But, Brock added, there were strong Jones Act supporters on the panel: “There are probably some who feel that way,” he said of the treason recommendation.

Matthew Boyer, director of media relations for the Mercatus Center, said it “stands by our scholars’ work.”

“American consumers and businesses—especially those in the path of hurricanes—routinely face higher prices and supply shortages due to the Jones Act,” Boyer continued. “Obviously, this was a glib comment in poor taste, but the underlying cost of economic protectionism is anything but funny.”

Members of the Cato Institute point out the rest of the subcommittee’s document is written seriously, leading them to take the treason bullet point seriously. And the second sentence apparently calling for then-President Donald Trump to pressure the “Heritage Institute,” presumably the Heritage Foundation, to support the Jones Act makes that section appear more intentional. A spokesman for the Heritage Foundation did not respond to requests for comment.

Other documents reviewed by The Dispatch include emails from Maritime Administration officials broadly signaling frustration with the Cato Institute’s criticism of the Jones Act. (Cato Institute scholar Scott Lincicome writes the Capitolism newsletter for The Dispatch.)

One email exchange between several officials discusses whether to send a representative to speak at a 2018 Cato conference about the Jones Act. Sending someone to speak at the event was “a bad idea as it would only validate the debate,” one internal email says leaders of the agency decided. “Not to mention 10-to-1 odds in the room and CATO would control what gets messaged to the press.”

Maritime Administration officials may not have wanted to “validate the debate,” but it has nonetheless picked up steam on Capitol Hill. Lawmakers of both parties are broadly supportive of the Jones Act, but Russia’s invasion of Ukraine sparked discussion about loosening the rules to boost energy supply chains and reduce American dependence on Russian oil. 

Jones Act requirements most affect consumers in American states and territories that rely heavily on maritime shipping for goods, such as Hawaii and Puerto Rico, especially after natural disasters like September’s Hurricane Fiona. Last month, a foreign-flagged tanker carrying 300,000 barrels of diesel from Texas waited off the coast of Puerto Rico, unable to deliver the cargo until the federal government waived the Jones Act rules.

Over the weekend, President Joe Biden approved a second Jones Act waiver for deliveries to Puerto Rico, which should make liquefied natural gas (LNG) more readily available as recovery efforts continue. Due to a lack of American-flagged and crewed ships capable of transporting LNG, American oil is largely exported on foreign ships.

Eight Democratic lawmakers called on the Department of Homeland Security last month to waive the Jones Act for Puerto Rico for a year to boost the hurricane recovery. 

A bipartisan bill, introduced by Rep. Nydia Velázquez and Sen. Mike Lee, would require the government to suspend Jones Act rules for one year for vessels that show their intention to provide disaster relief to Puerto Rico.

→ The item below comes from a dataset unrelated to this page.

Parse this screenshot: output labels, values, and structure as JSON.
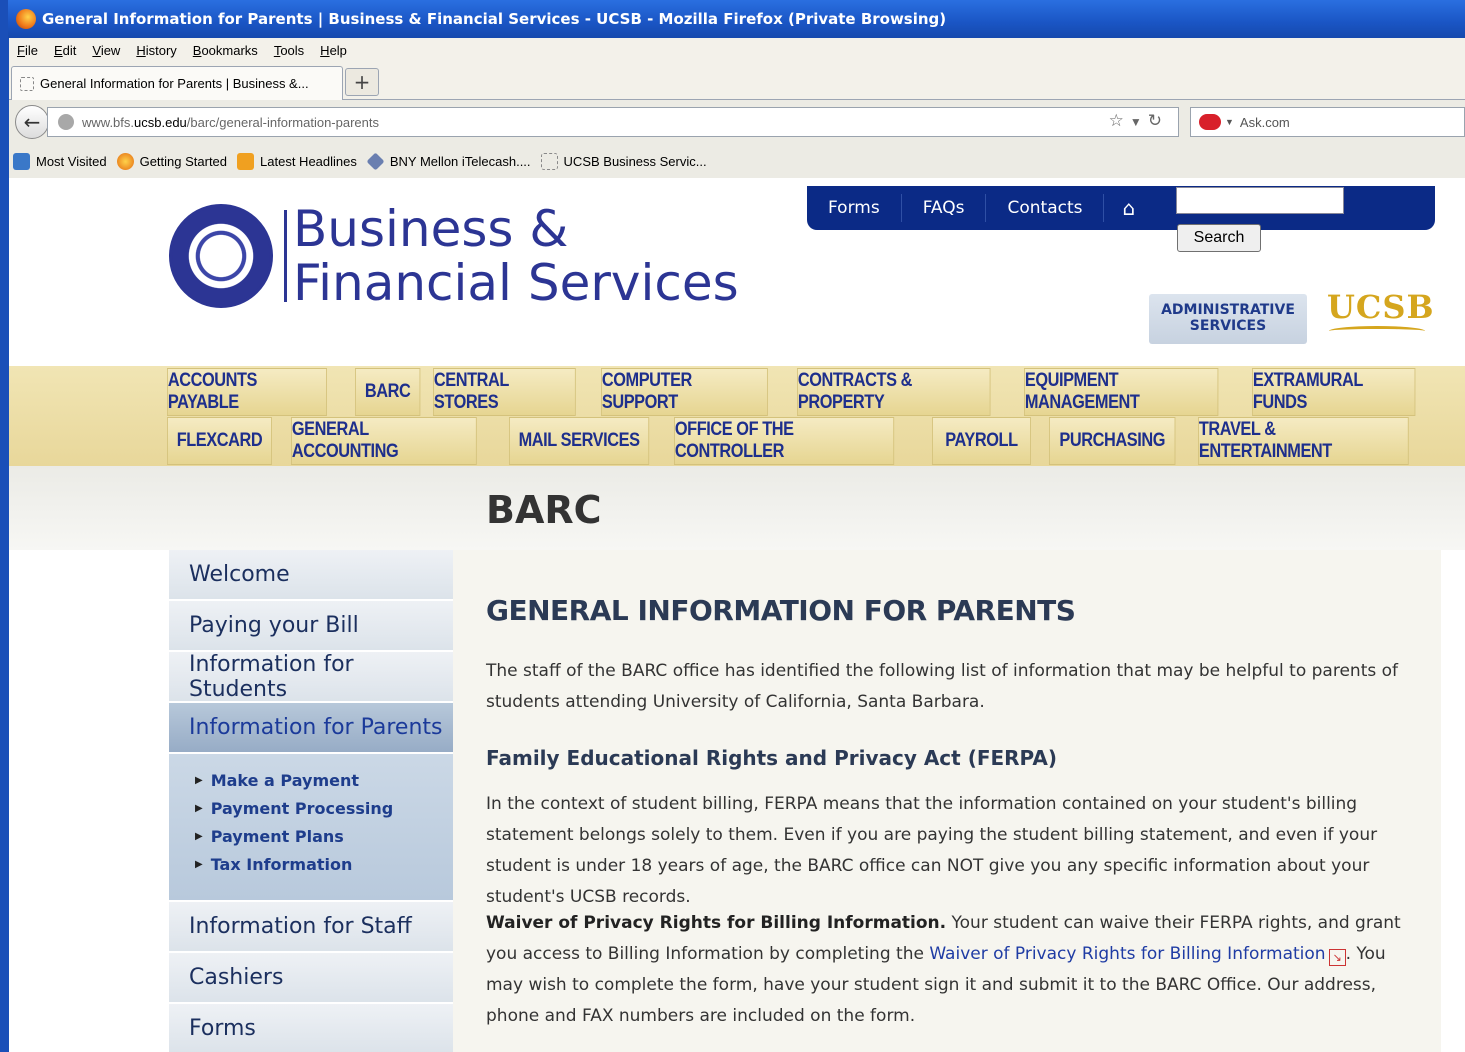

Velázquez previously introduced a five-year moratorium on Jones Act rules for Puerto Rico in 2017, after Hurricane Maria.

“Too many times, the Jones Act has plagued recovery efforts for certain areas of the United States that have been devastated by natural disasters,” she said in a release. 

On the Floor

Nothing. Congress is out until mid-November.

Key Hearings

Most committees don’t have any hearings slated this week. But there is one: A Senate Judiciary subcommittee will meet this afternoon for a hearing on executive privilege doctrine. Christopher Schroeder, assistant attorney general in the Department of Justice’s Office of Legal Counsel, is scheduled to testify. Information and livestream available here.

Of Note

Haley Wilt is a former associate editor for The Dispatch.